The murder of social and political analyst Kem Ley remains a subject of debate as civil society organisations (CSOs) observed his death on July 10 and expressed scepticism of the handling of the case.

Ley was gunned down on the morning of July 10, 2016, while he was sitting in the StarMart at a Caltex gas station on the corner of Monivong Blvd and Mao Tse Tung Blvd in the capital’s Chamkarmon district.

In the immediate aftermath of the incident, police arrested a purported perpetrator who called himself Chuob Samlab, which literally means “meet to kill” in Khmer, but was later identified as a former soldier named Oeut Ang.

In March of 2017, the Phnom Penh Municipal Court sentenced Ang to life in prison for premeditated murder along with additional charges of possession of a weapon without a permit.

In the five years since the murder, the topic has remained controversial and often debated, especially when the anniversary of Ley’s death arrives each year. Some NGOs and supporters of Ley continue to call on the government to find whoever was behind the murder.

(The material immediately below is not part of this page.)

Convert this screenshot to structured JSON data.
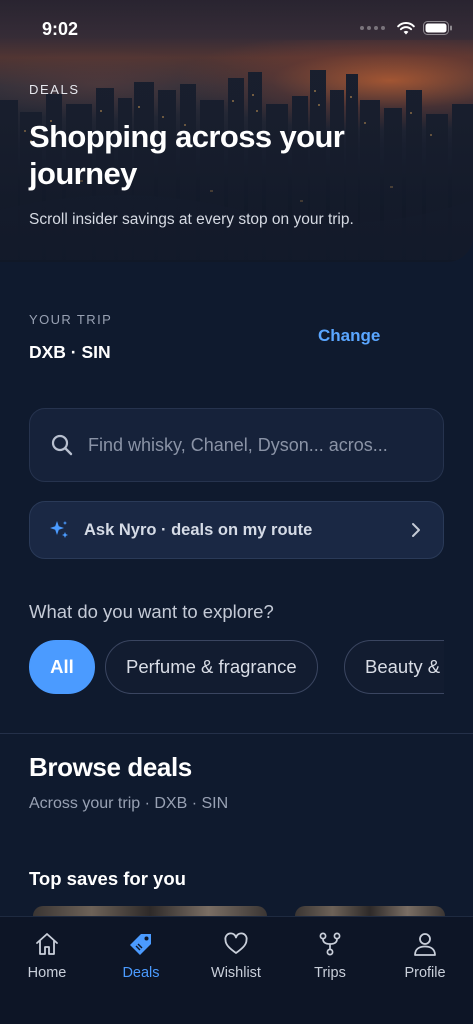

In a joint statement on July 9, the Cambodian Centre for Human Rights (CCHR) said: “Today, CCHR and other CSOs reiterate our call for the government to create an independent commission of inquiry tasked with conducting an independent, impartial and effective investigation into the unlawful killing of human rights defender Kem Ley.”

The US embassy in Phnom Penh also expressed deep sorrow and condolences to Ley’s family while recalling his integrity, independence and optimism.

“We call on Cambodia to conduct an impartial and transparent investigation into his murder to achieve justice for Kem Ley and his family,” the embassy said.

To clarify the situation, Ministry of Justice spokesperson Chin Malin on July 11 discussed some of the legal aspects of the case with the press.

He said the state has the obligation to investigate and seek legal action on the basis of verifiable facts and must do so in a dispassionate manner that seeks justice rather than vengeance.

He said the groups demanding political justice were trying to use the death of Ley to score political points.

“Legal justice means that decisions are made based on the facts and the law in force, as well as the solid legal evidence and testimony that emerge from the authorities’ investigation,” he said.

Malin said that in criminal cases, if any of the parties involved cannot accept the court’s decision, they have the legal right to appeal the ruling, even after the decision has taken effect. However, all appeals must have strong evidence, arguments and testimony that is contrary to what the authorities official investigation found to support the claims.

“The group that has tried to politicise Dr Kem Ley’s death in the past have never exercised their legal rights and have done nothing other than make political statements, accusations, and criticisms that demean the authorities and cast doubt on their integrity without showing any contradictory evidence or solid legal basis.

“Instead, they require the authorities to seek out all of this contradictory evidence and for them to undermine their own investigation, which is contrary to the procedures and provisions of Cambodian Criminal Code, not to mention common sense,” Malin said.

He said some people had proposed an independent commission with the participation of foreigners to investigate the case, but such a proposal is not practical or legal.

“It’s impossible. It’s contrary to the Cambodian laws and Constitution, especially the principles of international law concerning the sovereignty of the state, which does not allow the creation of a [body of authority] to preside over a sovereign state,” he said.